Open-Source Flexibility

Dagney: So how much open-source equipment do academic settings usually have?

Scott: From what I’ve seen very little - but that's just because I think the trend toward open-source equipment is just starting to take off. I've heard of a few labs having 3D printers, and many labs interested in your robot platforms, but in all the labs I've been in I really haven't seen any open-source equipment. However, as more exciting open-source solutions like yours become available I think they will be quickly adopted due to their many advantages. For example, open-source options will help to mitigate the ever increasing costs associated with service calls for maintenance of proprietary instrumentation.

Kristin: And how do you think that having access to more open source equipment is going to help you better execute your research?

Scott: A lot of times, as a researcher, you're thinking creatively about how to get a problem solved. Unfortunately the existing hard-wired closed-source systems don't let you do exactly what you want to do. You either need to change the software or a little bit of the hardware to get the job done. With closed systems, those things are very hard – or impossible – to do.

As an example, we have several proprietary robotic platforms in the lab, which perform their intended functions well, but are not particularly amenable to modification beyond a limited set of operations. Open-source platforms like yours will enable rapid prototyping of custom solutions. For example, I don’t think you envisioned your robot as a MALDI spotter; but now that we’ve developed it, I believe the OT-One will work quite well to spot samples for MALDI analysis.

MALDI plate on the OT-One

Dagney: That's great!

Scott: Yeah! So you know, if we want to do something outside the box we can. With your Python API, I mean... really the sky's the limit in terms of customization you could do. As far as I know that would be impossible to do on any other commercially available system just from a software standpoint. You can't hack into those things, they're all pre-compiled.

Kristin: Yeah, most robots offer a single avenue of use, basically.

Scott: Yeah. Although commercial vendors try to make their software flexible you often encounter limitations - it's really frustrating sometimes because you can see a couple minor software changes - changes that would take somebody that knew how to code just a few minutes – could enable certain workflows or applications. But it is very difficult to get them to do that.

I think they do have good intentions but they can't see all the use cases out there and they just don't have the manpower to respond to feedback in real time. But with you guys on Slack it's great. You know, I'll post something there and typically way sooner than expected I get a reply with suggestions. You guys are great to work with! I wish it was like that all the way around!

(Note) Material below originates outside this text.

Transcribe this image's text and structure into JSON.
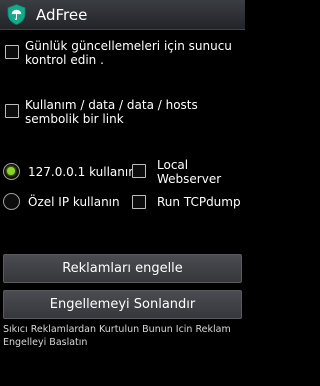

The Dana-Farber Cancer Institute is a world leader in cancer treatment and research. Empowering scientists working on projects of this caliber & sharing their progress with the community is what Opentrons is all about.